November is upon us and that means we’re getting closer to holiday shopping and spending time with family. It also means giving thanks and recognizing occasions like Veterans Day. Did you know that Veterans Day started out as Armistice Day, commemorating the end of World War I? In 1938, Congress designated it a federal holiday to honor veterans of the "war to end all wars." According to the Department of Defense Visit disclaimer page , after World War II and Korea, the name was changed to Veterans Day and expanded to include all U.S. veterans.
There are veterans working in the child support program here in OCSE as well as in state and local offices across the nation. Thank you for your service to this country. Thank you, too, for your tireless work to help families reach financial independence through the child support program. It’s a big reason we’re able to keep a steady focus on improving services to veteran and military families within the child support caseload.
2019 — a year of learning
Through the OCSE Veterans and Military Liaison Network, we held webinars featuring impactful services across diverse settings. Ohio and Maryland spoke on trauma-informed care and representatives from the HHS Substance Abuse and Mental Health Services Administration Visit disclaimer page explained the work they do to support veterans. California and New Hampshire shared their tips about child support outreach on military bases and in rural communities, and ways to positively transform military and veteran outreach initiatives at the county level.
Experts from philanthropy, state governments, and the nonprofit sector in New York, Maryland, Ohio, and California highlighted ways they promote and sustain meaningful father engagement regardless of a father’s physical location or custodial situation. We even included information on ways that states and counties have been creative with implementing their fatherhood initiatives to work with noncustodial dads and prioritize fatherhood engagement as a critical factor in strengthening families. We’re interested in highlighting the innovations of more states, counties, and tribes in 2020, so please send us stories about how you’re implementing your engagement programs.
I encourage you to visit the OCSE Military and Veterans webpage. You’ll find items that will help you with outreach, like the Toolkit: Child Support Collaborations to Engage and Assist Veterans and the Handbook for Military Families. You’ll find "how-to" information based on proven service models, and tools like PowerPoint presentations, sample forms, and templates. The National Conference of State Legislatures Visit disclaimer page Military and Veterans Affairs website is another helpful resource with information on topics like military parent custody and visitation.

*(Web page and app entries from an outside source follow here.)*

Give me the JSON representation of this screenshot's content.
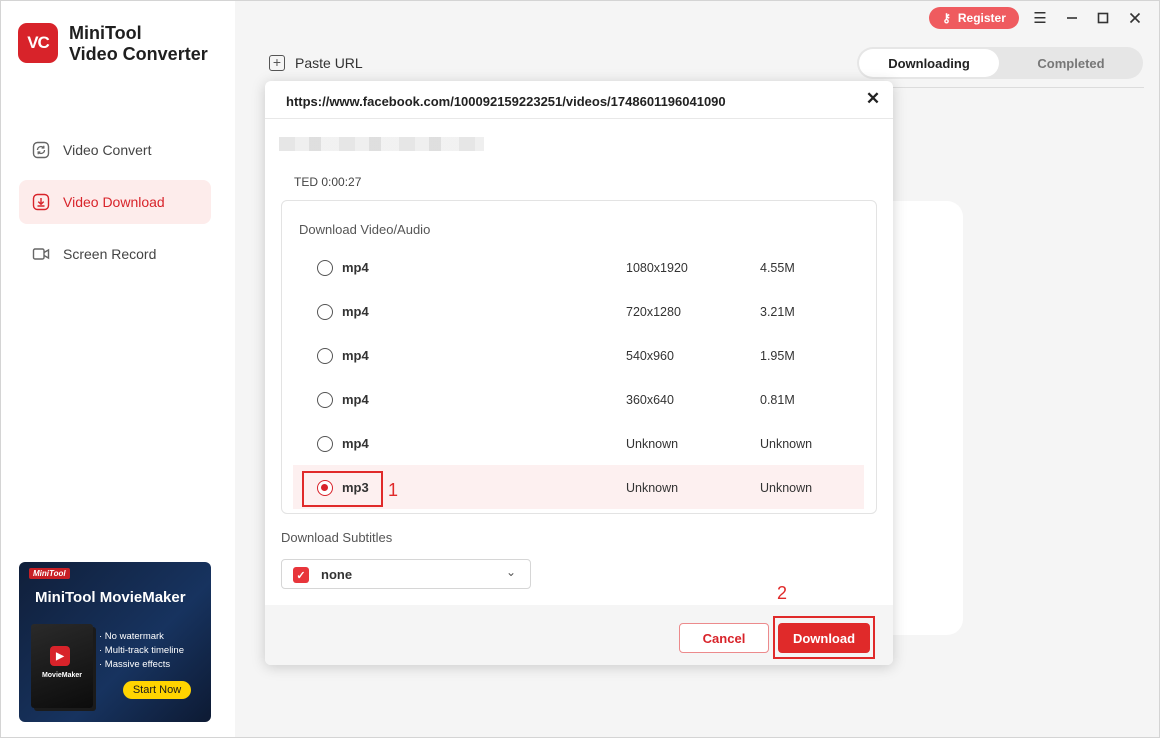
{
  "app": {
    "logo_text": "VC",
    "title_line1": "MiniTool",
    "title_line2": "Video Converter",
    "brand_color": "#d8232a"
  },
  "sidebar": {
    "items": [
      {
        "label": "Video Convert",
        "icon": "refresh-icon",
        "active": false
      },
      {
        "label": "Video Download",
        "icon": "download-icon",
        "active": true
      },
      {
        "label": "Screen Record",
        "icon": "camera-icon",
        "active": false
      }
    ]
  },
  "promo": {
    "tag": "MiniTool",
    "title": "MiniTool MovieMaker",
    "box_label": "MovieMaker",
    "features": [
      "· No watermark",
      "· Multi-track timeline",
      "· Massive effects"
    ],
    "cta": "Start Now"
  },
  "header": {
    "register_label": "Register",
    "paste_url_label": "Paste URL",
    "tabs": [
      {
        "label": "Downloading",
        "active": true
      },
      {
        "label": "Completed",
        "active": false
      }
    ]
  },
  "dialog": {
    "url": "https://www.facebook.com/100092159223251/videos/1748601196041090",
    "duration_text": "TED 0:00:27",
    "section_label": "Download Video/Audio",
    "options": [
      {
        "format": "mp4",
        "resolution": "1080x1920",
        "size": "4.55M",
        "selected": false
      },
      {
        "format": "mp4",
        "resolution": "720x1280",
        "size": "3.21M",
        "selected": false
      },
      {
        "format": "mp4",
        "resolution": "540x960",
        "size": "1.95M",
        "selected": false
      },
      {
        "format": "mp4",
        "resolution": "360x640",
        "size": "0.81M",
        "selected": false
      },
      {
        "format": "mp4",
        "resolution": "Unknown",
        "size": "Unknown",
        "selected": false
      },
      {
        "format": "mp3",
        "resolution": "Unknown",
        "size": "Unknown",
        "selected": true
      }
    ],
    "subtitles_label": "Download Subtitles",
    "subtitles_value": "none",
    "cancel_label": "Cancel",
    "download_label": "Download"
  },
  "annotations": {
    "step1": "1",
    "step2": "2",
    "color": "#e02a2a"
  }
}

According to the Department of Veterans Affairs annual Project CHALENG Visit disclaimer page survey, one of the top ten unmet needs of male and female veterans — going back as far as 2010 — is legal help with child support issues. Join the fight to help us change that reality. The OCSE Veterans and Military Liaison Network is open to all child support professionals. Become a member by emailing us at OCSE.DPI@acf.hhs.gov or CSR.Editor@acf.hhs.gov. Help us expand veterans outreach nationally. Let’s continue to give back to the men and women who have nobly sacrificed for the liberties we enjoy in this country.
James Murray, Senior Advisor to the Commissioner
This blog gives the commissioner a forum to communicate directly with child support professionals and other stakeholders about relevant topics. This Commissioner’s Voice is reprinted from the November 2019 Child Support Report newsletter (PDF).